Paea, Allen and Charles Tillman cannot get off their blocks and Jackson heads into the second level untouched. He takes the ball to the 1-yard line and two plays later, the game was over.
This was a case of nearly defender failing on the same play. Briggs read the play but was far too aggressive and was out of control as he hit the inside gap. Mundy and Bostic were too focused on their individual assignments instead of watching the ball, while Paea, Ratliff, Tillman and Allen could not shed a bock.
When an entire defensive unit has a bad play collectively, at a crucial moment in overtime, it’s nearly impossible to recover.
As far as what the Bears need to do differently going forward, Houston summed it up best after the game:
“We need to play disciplined football to win games,” Houston said. “We need to play disciplined football, know our job and do our job. We didn’t play disciplined football. When you play good run teams, you’ve got to play disciplined football.”
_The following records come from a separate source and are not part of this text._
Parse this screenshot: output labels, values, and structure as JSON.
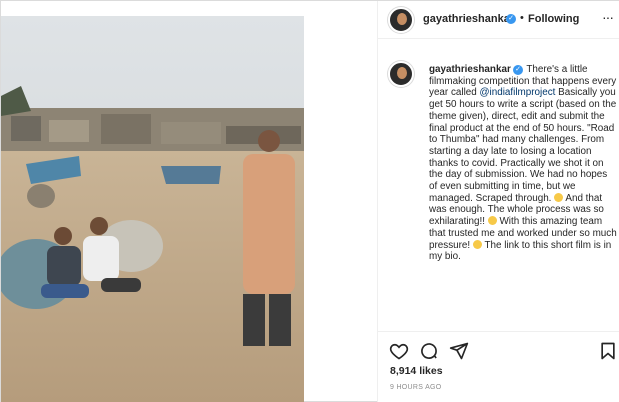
{
  "post": {
    "username": "gayathrieshankar",
    "verified_glyph": "✓",
    "separator": "•",
    "follow_status": "Following",
    "more_label": "···",
    "caption": {
      "p1": "There's a little filmmaking competition that happens every year called ",
      "mention": "@indiafilmproject",
      "p2": " Basically you get 50 hours to write a script (based on the theme given), direct, edit and submit the final product at the end of 50 hours. \"Road to Thumba\" had many challenges. From starting a day late to losing a location thanks to covid. Practically we shot it on the day of submission. We had no hopes of even submitting in time, but we managed. Scraped through. ",
      "p3": " And that was enough. The whole process was so exhilarating!! ",
      "p4": " With this amazing team that trusted me and worked under so much pressure! ",
      "p5": " The link to this short film is in my bio."
    },
    "likes": "8,914 likes",
    "time_ago": "9 HOURS AGO"
  },
  "icons": {
    "like": "heart-icon",
    "comment": "comment-icon",
    "share": "share-icon",
    "save": "bookmark-icon",
    "verified": "verified-badge-icon",
    "more": "more-options-icon"
  },
  "colors": {
    "verified_blue": "#3897f0",
    "mention_blue": "#00376b",
    "muted_gray": "#8e8e8e",
    "border": "#dbdbdb"
  }
}
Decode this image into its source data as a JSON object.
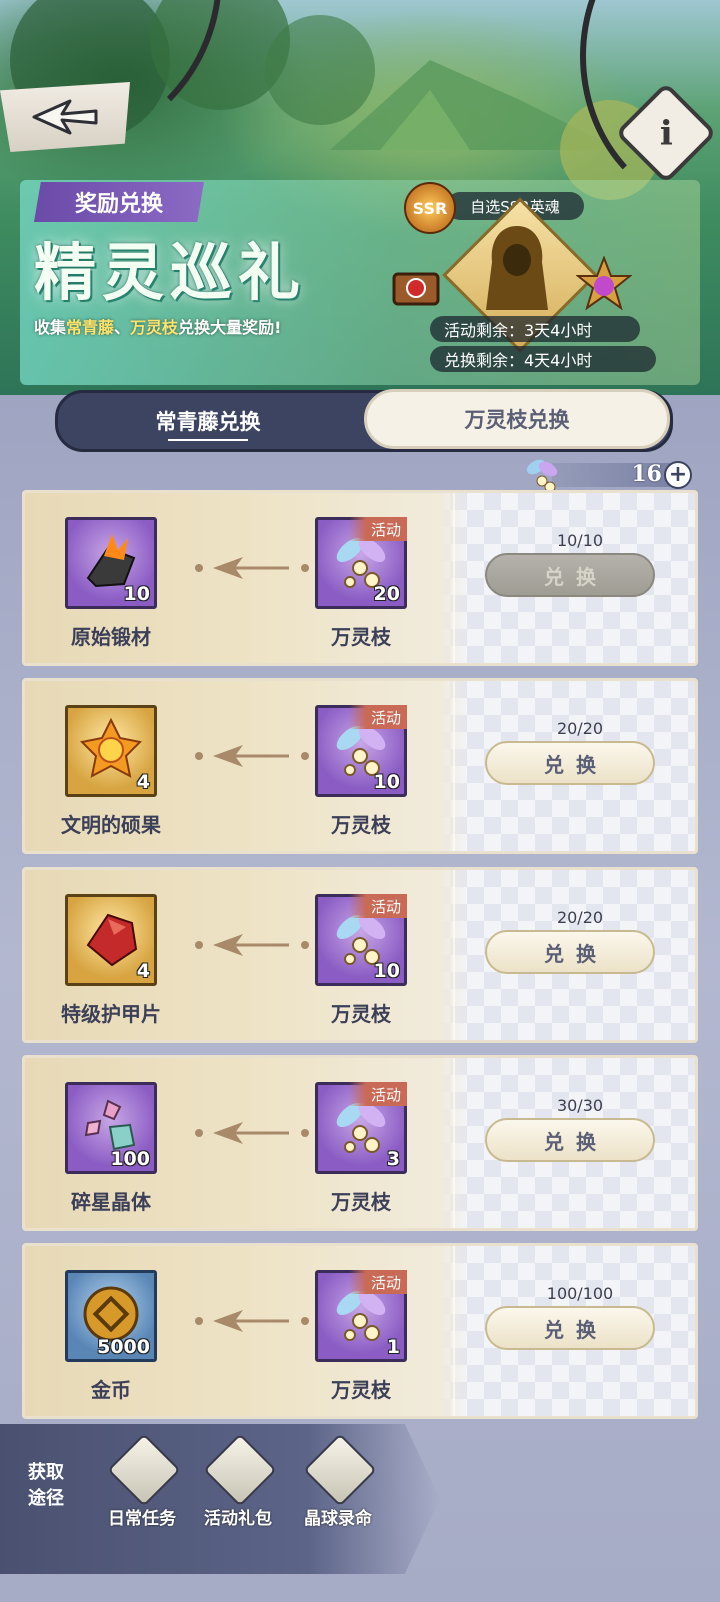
{
  "banner": {
    "tag": "奖励兑换",
    "title": "精灵巡礼",
    "subtitle_pre": "收集",
    "subtitle_hl1": "常青藤",
    "subtitle_mid": "、",
    "subtitle_hl2": "万灵枝",
    "subtitle_post": "兑换大量奖励!",
    "ssr_badge": "SSR",
    "ssr_label": "自选SSR英魂",
    "activity_remaining": "活动剩余：3天4小时",
    "exchange_remaining": "兑换剩余：4天4小时"
  },
  "tabs": {
    "active": "常青藤兑换",
    "inactive": "万灵枝兑换"
  },
  "currency": {
    "value": "16",
    "plus": "+"
  },
  "rows": [
    {
      "reward_name": "原始锻材",
      "reward_count": "10",
      "cost_name": "万灵枝",
      "cost_count": "20",
      "cost_tag": "活动",
      "limit": "10/10",
      "button": "兑换",
      "disabled": true
    },
    {
      "reward_name": "文明的硕果",
      "reward_count": "4",
      "cost_name": "万灵枝",
      "cost_count": "10",
      "cost_tag": "活动",
      "limit": "20/20",
      "button": "兑换",
      "disabled": false
    },
    {
      "reward_name": "特级护甲片",
      "reward_count": "4",
      "cost_name": "万灵枝",
      "cost_count": "10",
      "cost_tag": "活动",
      "limit": "20/20",
      "button": "兑换",
      "disabled": false
    },
    {
      "reward_name": "碎星晶体",
      "reward_count": "100",
      "cost_name": "万灵枝",
      "cost_count": "3",
      "cost_tag": "活动",
      "limit": "30/30",
      "button": "兑换",
      "disabled": false
    },
    {
      "reward_name": "金币",
      "reward_count": "5000",
      "cost_name": "万灵枝",
      "cost_count": "1",
      "cost_tag": "活动",
      "limit": "100/100",
      "button": "兑换",
      "disabled": false
    }
  ],
  "sources": {
    "label": "获取途径",
    "items": [
      "日常任务",
      "活动礼包",
      "晶球录命"
    ]
  },
  "info_button": "i",
  "icons": {
    "back": "back-arrow-icon",
    "info": "info-icon",
    "currency": "spirit-branch-icon"
  },
  "colors": {
    "accent_purple": "#6b4aa8",
    "tab_bg": "#3d4462",
    "row_tag": "#c96a56"
  }
}
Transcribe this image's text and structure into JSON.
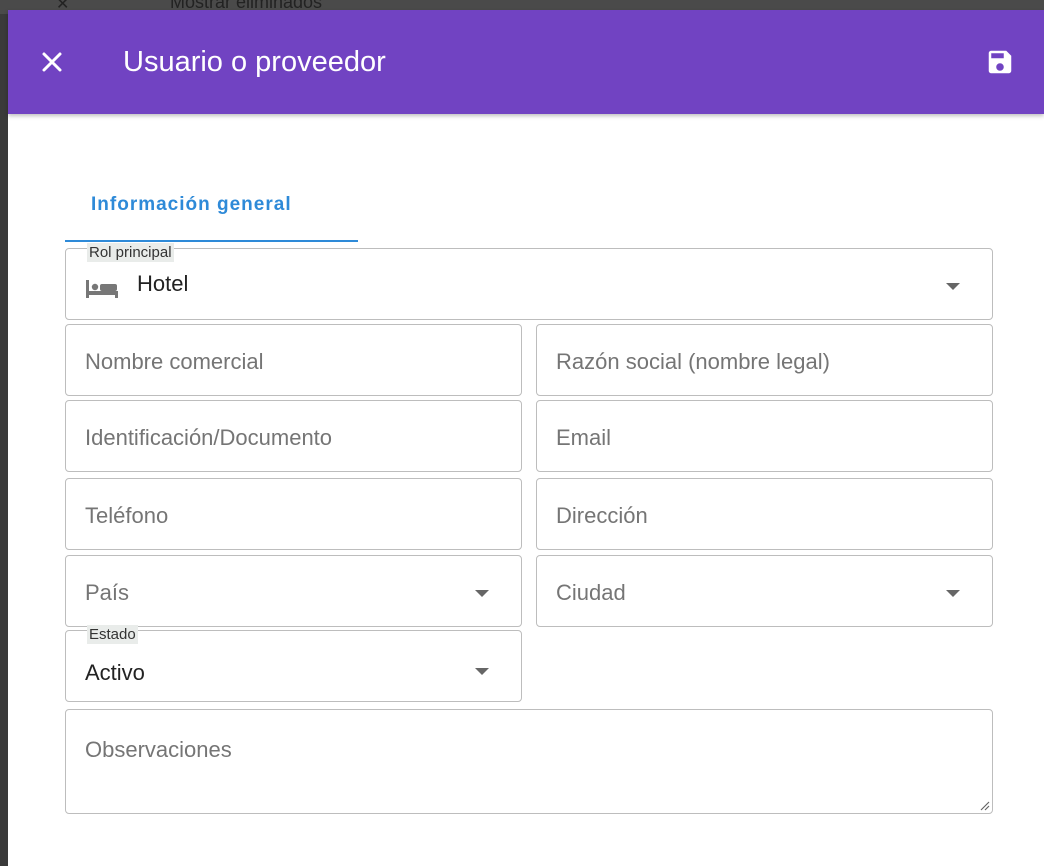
{
  "backdrop": {
    "text": "Mostrar eliminados"
  },
  "toolbar": {
    "title": "Usuario o proveedor",
    "close_icon": "close-icon",
    "save_icon": "floppy-disk-icon",
    "color": "#7143c2"
  },
  "tabs": [
    {
      "label": "Información general",
      "active": true,
      "color": "#2e8ad8"
    }
  ],
  "form": {
    "rol_principal": {
      "label": "Rol principal",
      "value": "Hotel",
      "icon": "bed-icon"
    },
    "nombre_comercial": {
      "placeholder": "Nombre comercial"
    },
    "razon_social": {
      "placeholder": "Razón social (nombre legal)"
    },
    "identificacion": {
      "placeholder": "Identificación/Documento"
    },
    "email": {
      "placeholder": "Email"
    },
    "telefono": {
      "placeholder": "Teléfono"
    },
    "direccion": {
      "placeholder": "Dirección"
    },
    "pais": {
      "placeholder": "País"
    },
    "ciudad": {
      "placeholder": "Ciudad"
    },
    "estado": {
      "label": "Estado",
      "value": "Activo"
    },
    "observaciones": {
      "placeholder": "Observaciones"
    }
  }
}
Notice how many times he said “disciplined football.”
Schematically, the Bills didn’t do anything to “trick” Chicago’s defense. The read-option Buffalo ran is the same zone-read that’s run league-wide. The key to their success was the Bears being painfully unprepared. No one was on the same page, with guys continuously misreading plays and jumping all over play fakes.
Somehow, some way, coordinator Mel Tucker needs to get all 11 players working on the same page on every play. He couldn’t do it last year and he didn’t do it on Sunday. With so many new faces on defense, the common denominator here is Tucker. He’s supposed to “coordinate” his players on game day, and Chicago’s defense was anything but coordinated against the Bills.
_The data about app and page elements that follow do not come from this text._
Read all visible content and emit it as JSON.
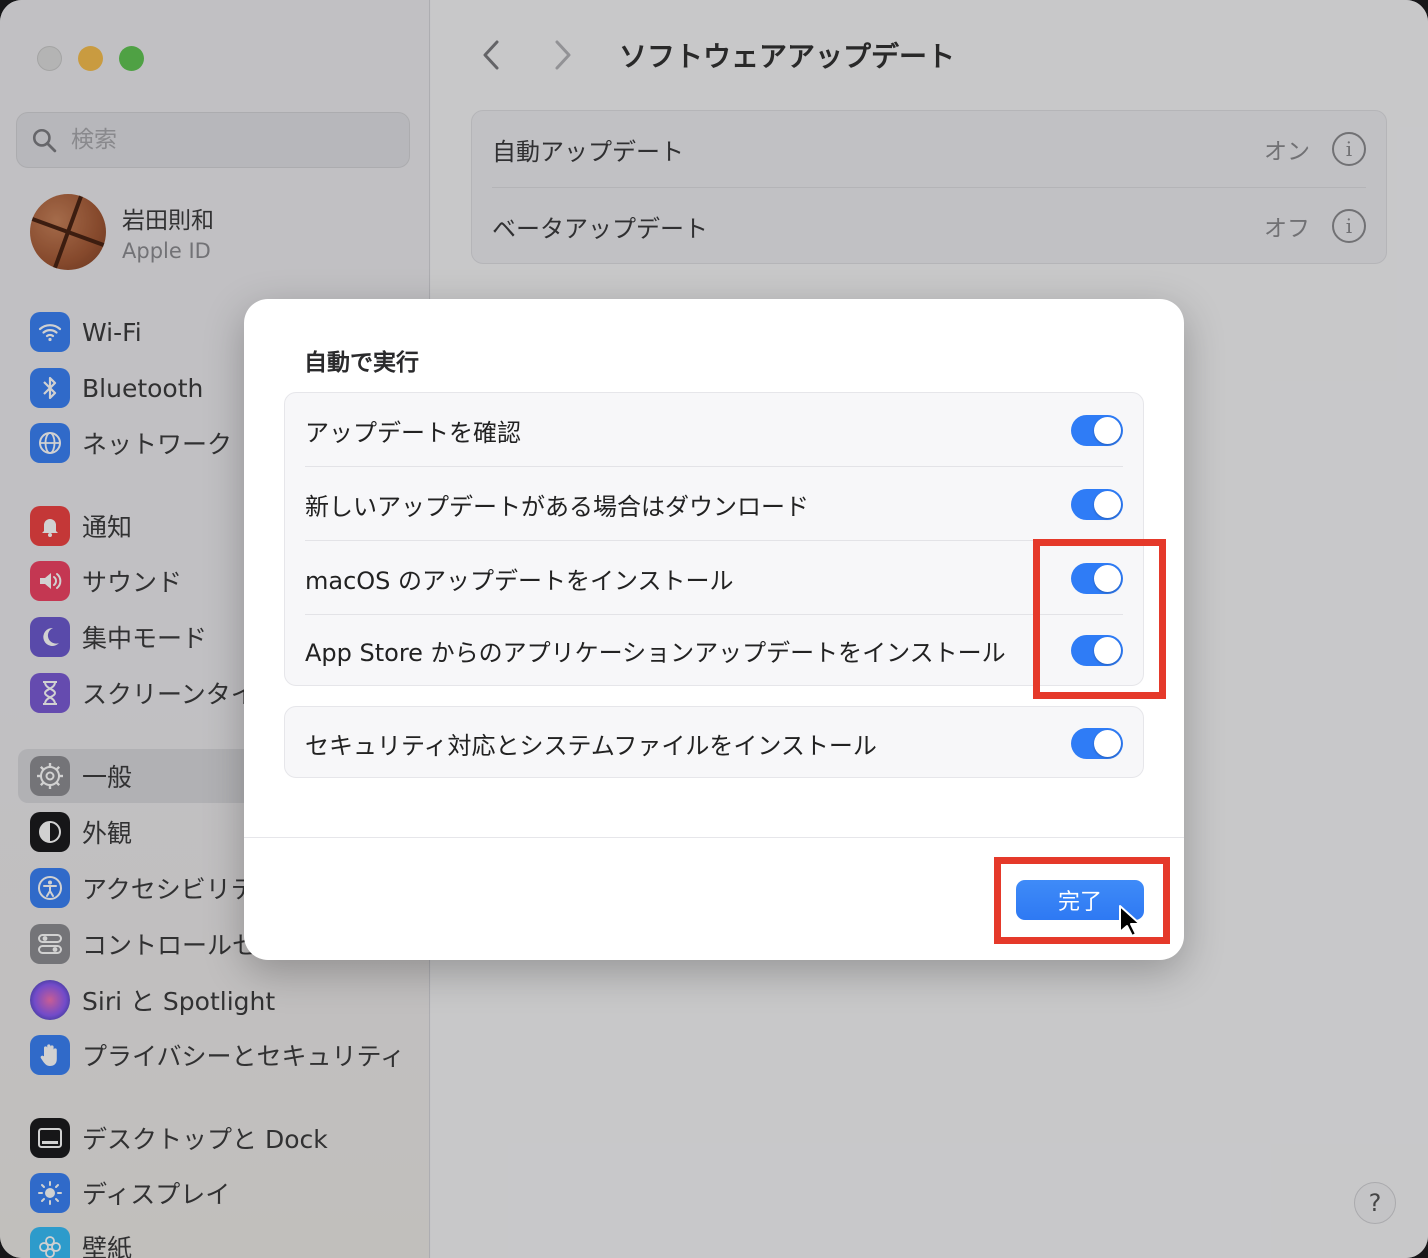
{
  "window": {
    "title": "ソフトウェアアップデート"
  },
  "sidebar": {
    "search_placeholder": "検索",
    "profile": {
      "name": "岩田則和",
      "subtitle": "Apple ID"
    },
    "items": [
      {
        "label": "Wi-Fi",
        "icon": "wifi-icon",
        "color": "#3b82f6"
      },
      {
        "label": "Bluetooth",
        "icon": "bluetooth-icon",
        "color": "#3b82f6"
      },
      {
        "label": "ネットワーク",
        "icon": "globe-icon",
        "color": "#3b82f6"
      },
      {
        "label": "通知",
        "icon": "bell-icon",
        "color": "#ef4444"
      },
      {
        "label": "サウンド",
        "icon": "speaker-icon",
        "color": "#ef4464"
      },
      {
        "label": "集中モード",
        "icon": "moon-icon",
        "color": "#6d5bd0"
      },
      {
        "label": "スクリーンタイム",
        "icon": "hourglass-icon",
        "color": "#7c5cd6"
      },
      {
        "label": "一般",
        "icon": "gear-icon",
        "color": "#8e8e93",
        "selected": true
      },
      {
        "label": "外観",
        "icon": "appearance-icon",
        "color": "#1c1c1e"
      },
      {
        "label": "アクセシビリティ",
        "icon": "accessibility-icon",
        "color": "#3b82f6"
      },
      {
        "label": "コントロールセンター",
        "icon": "switches-icon",
        "color": "#8e8e93"
      },
      {
        "label": "Siri と Spotlight",
        "icon": "siri-icon",
        "color": "#8b5cf6"
      },
      {
        "label": "プライバシーとセキュリティ",
        "icon": "hand-icon",
        "color": "#3b82f6"
      },
      {
        "label": "デスクトップと Dock",
        "icon": "dock-icon",
        "color": "#1c1c1e"
      },
      {
        "label": "ディスプレイ",
        "icon": "sun-icon",
        "color": "#3b82f6"
      },
      {
        "label": "壁紙",
        "icon": "flower-icon",
        "color": "#38bdf8"
      }
    ]
  },
  "main": {
    "rows": [
      {
        "label": "自動アップデート",
        "value": "オン"
      },
      {
        "label": "ベータアップデート",
        "value": "オフ"
      }
    ],
    "help": "?"
  },
  "dialog": {
    "title": "自動で実行",
    "group1": [
      {
        "label": "アップデートを確認",
        "on": true
      },
      {
        "label": "新しいアップデートがある場合はダウンロード",
        "on": true
      },
      {
        "label": "macOS のアップデートをインストール",
        "on": true
      },
      {
        "label": "App Store からのアプリケーションアップデートをインストール",
        "on": true
      }
    ],
    "group2": [
      {
        "label": "セキュリティ対応とシステムファイルをインストール",
        "on": true
      }
    ],
    "done_label": "完了"
  }
}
Jeremy Stoltz is Publisher of BearReport.com and a member of the Pro Football Writers of America. He is in his fourth season covering the Chicago Bears full time. Follow Bear Report on Twitter and discuss this topic on our message boards. To become a subscriber to the Bear Report Web site or magazine, click here.